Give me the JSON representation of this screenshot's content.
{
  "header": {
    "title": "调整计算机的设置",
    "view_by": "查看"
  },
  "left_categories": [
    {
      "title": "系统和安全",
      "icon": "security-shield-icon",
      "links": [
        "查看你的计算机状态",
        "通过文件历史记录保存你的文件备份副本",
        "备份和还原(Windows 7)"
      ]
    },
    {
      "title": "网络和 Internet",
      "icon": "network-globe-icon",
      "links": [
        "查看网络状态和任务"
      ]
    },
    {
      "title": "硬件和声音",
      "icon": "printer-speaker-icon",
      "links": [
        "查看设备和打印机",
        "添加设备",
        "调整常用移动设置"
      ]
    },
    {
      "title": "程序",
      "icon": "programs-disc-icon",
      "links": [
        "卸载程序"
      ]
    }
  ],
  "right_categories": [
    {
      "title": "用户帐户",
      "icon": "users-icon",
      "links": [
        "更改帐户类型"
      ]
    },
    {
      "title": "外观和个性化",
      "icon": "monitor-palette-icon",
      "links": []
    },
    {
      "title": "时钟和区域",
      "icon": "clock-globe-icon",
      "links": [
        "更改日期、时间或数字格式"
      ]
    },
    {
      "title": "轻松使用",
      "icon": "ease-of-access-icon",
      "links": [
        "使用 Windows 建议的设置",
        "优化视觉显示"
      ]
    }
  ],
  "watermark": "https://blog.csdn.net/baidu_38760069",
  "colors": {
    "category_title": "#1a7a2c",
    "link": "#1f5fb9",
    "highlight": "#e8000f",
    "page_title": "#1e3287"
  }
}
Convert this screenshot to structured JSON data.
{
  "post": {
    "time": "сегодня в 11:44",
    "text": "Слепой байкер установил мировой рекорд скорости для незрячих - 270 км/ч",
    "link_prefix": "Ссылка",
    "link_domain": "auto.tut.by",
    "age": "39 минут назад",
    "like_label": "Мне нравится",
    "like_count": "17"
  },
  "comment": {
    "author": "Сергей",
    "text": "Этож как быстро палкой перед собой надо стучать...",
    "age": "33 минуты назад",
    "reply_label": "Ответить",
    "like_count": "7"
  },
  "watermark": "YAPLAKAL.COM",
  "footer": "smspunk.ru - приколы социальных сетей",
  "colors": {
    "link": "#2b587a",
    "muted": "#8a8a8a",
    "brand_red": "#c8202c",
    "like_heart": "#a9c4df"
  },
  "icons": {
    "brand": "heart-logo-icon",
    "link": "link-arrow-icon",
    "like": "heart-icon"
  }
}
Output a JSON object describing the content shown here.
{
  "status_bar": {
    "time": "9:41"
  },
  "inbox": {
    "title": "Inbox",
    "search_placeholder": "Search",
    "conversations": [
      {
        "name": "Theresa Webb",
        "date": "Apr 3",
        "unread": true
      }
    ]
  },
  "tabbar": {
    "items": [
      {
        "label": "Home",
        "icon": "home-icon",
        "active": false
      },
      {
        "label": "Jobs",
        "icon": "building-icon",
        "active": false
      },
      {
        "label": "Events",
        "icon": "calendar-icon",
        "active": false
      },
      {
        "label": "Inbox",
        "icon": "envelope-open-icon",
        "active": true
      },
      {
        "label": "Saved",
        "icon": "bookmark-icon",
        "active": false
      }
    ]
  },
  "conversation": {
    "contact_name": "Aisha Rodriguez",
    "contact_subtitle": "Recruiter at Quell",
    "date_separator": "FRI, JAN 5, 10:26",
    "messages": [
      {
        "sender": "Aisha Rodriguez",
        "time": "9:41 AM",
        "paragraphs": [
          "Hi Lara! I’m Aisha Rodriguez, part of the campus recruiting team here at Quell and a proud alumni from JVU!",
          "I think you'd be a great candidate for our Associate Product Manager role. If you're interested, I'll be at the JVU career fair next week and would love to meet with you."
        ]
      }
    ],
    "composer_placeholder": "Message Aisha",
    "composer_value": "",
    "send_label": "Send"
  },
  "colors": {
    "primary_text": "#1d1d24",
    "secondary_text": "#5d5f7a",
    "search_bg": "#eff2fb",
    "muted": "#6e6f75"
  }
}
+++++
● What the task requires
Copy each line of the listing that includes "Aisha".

● Written answer
    "contact_name": "Aisha Rodriguez",
        "sender": "Aisha Rodriguez",
          "Hi Lara! I’m Aisha Rodriguez, part of the campus recruiting team here at Quell and a proud alumni from JVU!",
    "composer_placeholder": "Message Aisha",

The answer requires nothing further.